Ghost stories were cemented as a Christmas tradition by Victorian authors such as Charles Dickens and MR James, so I feel it appropriate that my Yuletide post – and the last of the year – will be something a little spooky. There’ll still be maps and history, though, so don’t worry if you’re not of a ghostly disposition.
One morning I was walking with my mum to the shops. We were walking from our home in Lenton Abbey to Beeston town centre. I was aged about 9 or 10 I guess, and had the important task of pulling the shopping trolley. Between Arden Close and Salthouse Lane was a little footpath and – as we walked along it – I suddenly heard footsteps approaching quickly from behind us. I dropped back and walked behind mum so that this other person could overtake us. I turned instinctively towards them as I manoeuvred, and was astonished to find there was nobody there. I actually stopped to look fully behind us, but still no-one was visible. I turned back to mum to find she, too, had stopped, presumably at the sound of the shopping trolley wheels coming to an abrupt halt. I looked enquiringly at her and she gave me an understanding glance and said, “Oh, yes. That sometimes happens to me down here.”
I was bewildered more than scared, and I don’t recall us talking about it any more on the journey. It’s only looking back that it seems chilling. I’ve walked along what me and my friends came to know as Ghost Lane many times and nothing out of the ordinary has occurred. I have no particular hypothesis about what happened. Could it be an acoustic trick of some sort? Perhaps the footfalls of somebody walking nearby at the same time were warped by their immediate environment and echoed, by chance sounding as though they were progressing along Ghost Lane. Frankly, I would be as astonished by this as I would by the ‘stone tape’ theory of traditional ghosts; that I had heard the spirit of a former occupant of the site performing an activity they had a multitude of times, and that had somehow been partially recorded and was intermittently replayed by the environment that hosted this activity. Like many real-life spooky or uncanny occurrences, there is no more to the tale than this. I didn’t discover that someone had once been murdered on the lane, and now wandered back and forth looking for their attacker. I didn’t discover that the bones of someone who long walked the area were buried beneath the spot I heard the footfalls. Real life is rarely as neat and tidy as the ghost stories we read in books.

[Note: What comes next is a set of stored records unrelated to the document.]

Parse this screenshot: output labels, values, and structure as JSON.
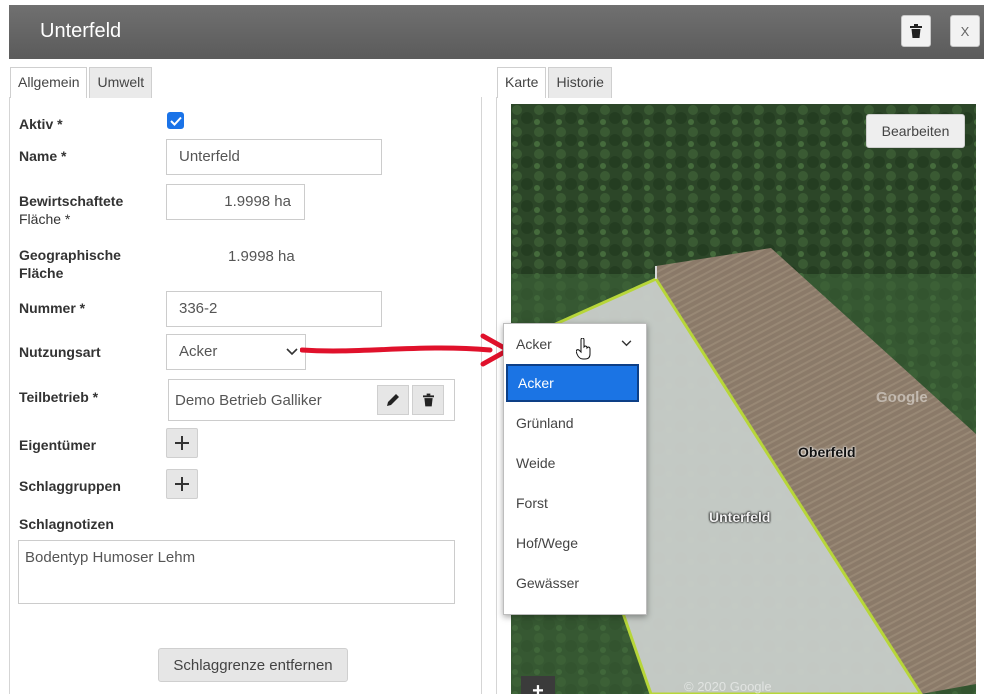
{
  "window": {
    "title": "Unterfeld",
    "close_label": "X"
  },
  "left_tabs": [
    {
      "label": "Allgemein",
      "active": true
    },
    {
      "label": "Umwelt",
      "active": false
    }
  ],
  "form": {
    "aktiv": {
      "label": "Aktiv *",
      "checked": true
    },
    "name": {
      "label": "Name *",
      "value": "Unterfeld"
    },
    "bewirtschaftete": {
      "label_line1": "Bewirtschaftete",
      "label_line2": "Fläche *",
      "value": "1.9998 ha"
    },
    "geographische": {
      "label_line1": "Geographische",
      "label_line2": "Fläche",
      "value": "1.9998 ha"
    },
    "nummer": {
      "label": "Nummer *",
      "value": "336-2"
    },
    "nutzungsart": {
      "label": "Nutzungsart",
      "value": "Acker"
    },
    "teilbetrieb": {
      "label": "Teilbetrieb *",
      "value": "Demo Betrieb Galliker"
    },
    "eigentuemer": {
      "label": "Eigentümer"
    },
    "schlaggruppen": {
      "label": "Schlaggruppen"
    },
    "schlagnotizen": {
      "label": "Schlagnotizen",
      "value": "Bodentyp Humoser Lehm"
    },
    "remove_button": "Schlaggrenze entfernen"
  },
  "right_tabs": [
    {
      "label": "Karte",
      "active": true
    },
    {
      "label": "Historie",
      "active": false
    }
  ],
  "map": {
    "edit_button": "Bearbeiten",
    "field_labels": [
      "Oberfeld",
      "Unterfeld"
    ],
    "watermark": "Google",
    "copyright": "© 2020 Google",
    "zoom_in": "+"
  },
  "dropdown": {
    "selected": "Acker",
    "options": [
      "Acker",
      "Grünland",
      "Weide",
      "Forst",
      "Hof/Wege",
      "Gewässer"
    ]
  },
  "colors": {
    "titlebar": "#636363",
    "accent": "#1b74e4",
    "annotation_arrow": "#e0112b",
    "field_border": "#b7d639"
  }
}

I looked at some old maps on Insight Mapping, hoping to see an old footpath that existed before the 1930s housing of Lenton Abbey, but there was none. Before the large council estate, the land seems to have been agricultural or pastoral. Geographically, Ghost Lane is interesting; the northern end is in Nottingham city, the southern is in Nottinghamshire. It also transcends a social boundary, joining the residential area primarily occupied by Nottingham locals with the area of student housing around Broadgate. Salthouse Lane is potentially a very old thoroughfare, for the word salthouse is found several times in the Domesday Book (though not, as far as I know, referring directly to this lane). In the modern age it’s entirely reasonable to overlook the importance of salt, which over the centuries has been an enormously valuable commodity and used on occasion as currency. The term salthouse is used to describe somewhere that salt was extracted, processed, or stored, and so Salthouse Lane may have been an important location in commerce and economics as far back as the 11th century.
Whoever was the unseen source of the footsteps I heard and whatever era they originate from, I feel grateful to them. They gave me a jolt, awaking me from the trance state of my trolley-pulling chore, and giving my brain a buzz. I would have been unlikely to have researched the history of that one specific area had it not been for the footsteps, and I wouldn’t have read articles online about the Domesday book, salt or the stone tape theory, and noticed on the old maps how the site had been transformed from fields to housing in the 1930s. In short, I picked-up some intriguing information due to the sound of some spooky footsteps I heard three decades ago. This is what it is to be a local history nut; following the most offbeat of leads to an illogical conclusion and enjoying the scenery along the way. Merry Christmas, everyone.